Date of Award


Document Type


Degree Name

Master of Science in Information Systems and Technology


Information and Decision Sciences

First Reader/Committee Chair

Dr.Conrad Shayo

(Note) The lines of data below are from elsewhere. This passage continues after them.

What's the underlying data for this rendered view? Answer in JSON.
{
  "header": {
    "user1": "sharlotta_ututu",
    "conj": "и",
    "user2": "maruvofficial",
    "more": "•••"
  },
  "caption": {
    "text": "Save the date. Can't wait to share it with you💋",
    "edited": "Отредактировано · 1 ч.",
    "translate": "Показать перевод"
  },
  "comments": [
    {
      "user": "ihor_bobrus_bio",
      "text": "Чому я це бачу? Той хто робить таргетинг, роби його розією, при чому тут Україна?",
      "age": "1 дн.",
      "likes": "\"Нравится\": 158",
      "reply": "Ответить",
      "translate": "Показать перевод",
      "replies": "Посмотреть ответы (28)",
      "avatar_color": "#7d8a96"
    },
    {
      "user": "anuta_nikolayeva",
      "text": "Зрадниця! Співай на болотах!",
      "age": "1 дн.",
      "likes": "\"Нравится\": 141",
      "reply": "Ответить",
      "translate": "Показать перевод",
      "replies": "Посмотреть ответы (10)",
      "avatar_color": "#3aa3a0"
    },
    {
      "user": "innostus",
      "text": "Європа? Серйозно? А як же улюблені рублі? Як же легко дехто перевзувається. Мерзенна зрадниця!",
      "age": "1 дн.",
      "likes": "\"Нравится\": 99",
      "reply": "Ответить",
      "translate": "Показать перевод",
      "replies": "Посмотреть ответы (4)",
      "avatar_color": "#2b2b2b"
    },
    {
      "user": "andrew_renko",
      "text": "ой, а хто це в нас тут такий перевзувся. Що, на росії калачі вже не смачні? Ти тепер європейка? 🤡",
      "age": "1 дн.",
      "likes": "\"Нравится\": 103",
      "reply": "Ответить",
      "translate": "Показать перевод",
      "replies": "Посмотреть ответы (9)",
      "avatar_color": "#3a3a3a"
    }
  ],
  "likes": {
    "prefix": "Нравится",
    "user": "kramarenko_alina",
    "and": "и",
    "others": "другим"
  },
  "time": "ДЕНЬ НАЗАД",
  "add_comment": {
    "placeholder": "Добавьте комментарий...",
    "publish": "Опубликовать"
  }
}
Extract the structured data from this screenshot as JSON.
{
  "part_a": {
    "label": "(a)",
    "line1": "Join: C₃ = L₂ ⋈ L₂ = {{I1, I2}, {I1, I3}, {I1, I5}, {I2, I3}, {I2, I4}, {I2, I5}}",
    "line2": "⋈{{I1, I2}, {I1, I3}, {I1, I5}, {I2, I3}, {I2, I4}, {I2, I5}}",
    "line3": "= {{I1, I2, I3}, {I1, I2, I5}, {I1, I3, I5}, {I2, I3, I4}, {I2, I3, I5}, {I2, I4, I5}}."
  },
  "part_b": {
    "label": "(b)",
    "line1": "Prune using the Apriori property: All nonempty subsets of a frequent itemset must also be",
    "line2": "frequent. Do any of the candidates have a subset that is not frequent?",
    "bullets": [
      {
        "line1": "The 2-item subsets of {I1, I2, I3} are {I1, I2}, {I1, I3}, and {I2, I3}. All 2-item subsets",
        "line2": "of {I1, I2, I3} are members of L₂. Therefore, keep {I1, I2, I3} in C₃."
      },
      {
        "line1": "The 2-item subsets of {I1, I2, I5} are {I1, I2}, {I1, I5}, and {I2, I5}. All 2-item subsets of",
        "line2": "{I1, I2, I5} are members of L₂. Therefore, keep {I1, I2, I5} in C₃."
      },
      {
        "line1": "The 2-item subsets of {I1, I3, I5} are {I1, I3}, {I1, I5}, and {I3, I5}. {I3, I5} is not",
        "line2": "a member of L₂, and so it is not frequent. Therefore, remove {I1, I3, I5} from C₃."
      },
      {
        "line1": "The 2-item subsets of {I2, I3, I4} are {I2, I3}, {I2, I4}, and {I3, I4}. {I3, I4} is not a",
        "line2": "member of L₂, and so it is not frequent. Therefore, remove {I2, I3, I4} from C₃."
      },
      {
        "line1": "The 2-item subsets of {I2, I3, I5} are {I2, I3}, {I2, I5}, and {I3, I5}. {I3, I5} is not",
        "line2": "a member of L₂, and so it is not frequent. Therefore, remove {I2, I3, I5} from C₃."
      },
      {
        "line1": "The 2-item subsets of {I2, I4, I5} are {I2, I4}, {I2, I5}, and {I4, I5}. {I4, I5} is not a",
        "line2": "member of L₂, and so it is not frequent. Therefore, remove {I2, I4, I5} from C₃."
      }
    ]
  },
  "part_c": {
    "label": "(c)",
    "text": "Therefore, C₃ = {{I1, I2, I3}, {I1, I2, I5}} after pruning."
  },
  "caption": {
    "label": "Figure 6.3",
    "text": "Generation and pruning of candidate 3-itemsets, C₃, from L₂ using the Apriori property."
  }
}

This study explores the impact of seasonality on SKU (Stock Keeping Unit) demand forecasting in small-scale food retailers through the analysis of historical sales data, focusing on four key products, labelled: Product A, Product B, Product C & Product D. The research aims to assess the accuracy of different forecasting models in capturing seasonal fluctuations. The research questions are: (Q1) What is the impact of seasonality on SKU demand forecasting in case of small-scale food retailers. (Q2) How does the efficacy of Traditional model compare to alternative technologically driven forecasting techniques? (Q3) To what extent can the impact of seasonality on SKU demand forecasting be differentiated between perishable and non-perishable goods? The data collected is from a local food retailer of LA county from the year 2021-2023. The collected dataset was broken down to weekly forecast sets to match our methodologies pick of small-time intervals as opposed to yearly or quarterly forecasts. The findings are:(Q1) There is a significant influence of seasonality on demand forecasting accuracy. Models incorporating seasonal components outperform those that do not. Specifically, the Winter-Holt's model, integrating seasonal components, yields more accurate forecasts for both Product A and Product B compared to the traditional Holt's model. (Q2) SARIMA (Seasonal Autoregressive Integrated Moving Average) emerges as the preferred forecasting model, outperforming techniques like Moving Average, Simple Exponential Smoothing, and ARIMA (Autoregressive Integrated Moving Average) for Product A. SARIMA's superiority lies in its adept handling of seasonal dynamics and identification of stationarity within the data. (Q3) further differentiation between perishable and non-perishable goods reveals SARIMA's superiority in capturing seasonal demand patterns for non-perishable products like Product A. This study acknowledges limitations, such as reliance on past data and the exclusion of external factors impacting demand patterns. Future research should adopt a holistic approach, integrating historical sales data with external variables like market trends and consumer behavior. By embracing a multidimensional perspective and harnessing advancements in technology, future studies can pave the way for more sophisticated forecasting methodologies, enhancing overall performance and customer satisfaction in small-scale food retail environment.